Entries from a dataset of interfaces
*****

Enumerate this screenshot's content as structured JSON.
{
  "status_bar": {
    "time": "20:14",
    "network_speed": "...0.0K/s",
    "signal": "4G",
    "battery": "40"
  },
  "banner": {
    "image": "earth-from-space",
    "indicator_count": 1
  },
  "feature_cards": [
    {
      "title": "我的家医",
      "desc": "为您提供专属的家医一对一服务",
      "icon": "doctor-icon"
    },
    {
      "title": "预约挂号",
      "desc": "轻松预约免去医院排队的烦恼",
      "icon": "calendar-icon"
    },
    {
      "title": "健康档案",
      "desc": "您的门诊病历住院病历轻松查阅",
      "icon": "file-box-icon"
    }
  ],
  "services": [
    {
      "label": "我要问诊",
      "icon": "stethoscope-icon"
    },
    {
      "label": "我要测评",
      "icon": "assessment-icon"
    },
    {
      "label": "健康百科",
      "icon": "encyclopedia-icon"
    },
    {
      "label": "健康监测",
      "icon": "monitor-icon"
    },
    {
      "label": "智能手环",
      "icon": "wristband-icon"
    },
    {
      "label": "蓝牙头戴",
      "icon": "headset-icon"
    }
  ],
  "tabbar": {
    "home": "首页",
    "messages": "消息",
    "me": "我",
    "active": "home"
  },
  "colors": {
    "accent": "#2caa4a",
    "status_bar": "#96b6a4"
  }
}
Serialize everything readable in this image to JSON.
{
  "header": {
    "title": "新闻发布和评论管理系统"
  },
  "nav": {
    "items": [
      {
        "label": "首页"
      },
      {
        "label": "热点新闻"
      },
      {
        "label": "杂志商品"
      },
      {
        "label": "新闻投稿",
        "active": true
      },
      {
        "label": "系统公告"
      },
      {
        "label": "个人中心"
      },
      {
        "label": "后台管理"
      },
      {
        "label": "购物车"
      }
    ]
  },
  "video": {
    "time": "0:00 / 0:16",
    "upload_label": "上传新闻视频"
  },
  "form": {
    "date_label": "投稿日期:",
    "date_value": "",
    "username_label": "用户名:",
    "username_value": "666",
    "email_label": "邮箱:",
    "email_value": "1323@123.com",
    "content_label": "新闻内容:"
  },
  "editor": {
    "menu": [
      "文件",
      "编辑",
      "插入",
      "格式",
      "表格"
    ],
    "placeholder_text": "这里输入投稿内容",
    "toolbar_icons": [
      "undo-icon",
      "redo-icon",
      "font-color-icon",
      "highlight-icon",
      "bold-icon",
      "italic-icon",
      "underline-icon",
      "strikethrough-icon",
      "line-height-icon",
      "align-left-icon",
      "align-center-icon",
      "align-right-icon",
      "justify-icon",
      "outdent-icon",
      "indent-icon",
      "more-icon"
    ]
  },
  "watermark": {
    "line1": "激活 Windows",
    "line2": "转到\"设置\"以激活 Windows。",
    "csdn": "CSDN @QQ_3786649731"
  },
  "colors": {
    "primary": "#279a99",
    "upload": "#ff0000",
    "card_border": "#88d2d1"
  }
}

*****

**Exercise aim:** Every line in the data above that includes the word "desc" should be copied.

**Solution:**
      "desc": "为您提供专属的家医一对一服务",
      "desc": "轻松预约免去医院排队的烦恼",
      "desc": "您的门诊病历住院病历轻松查阅",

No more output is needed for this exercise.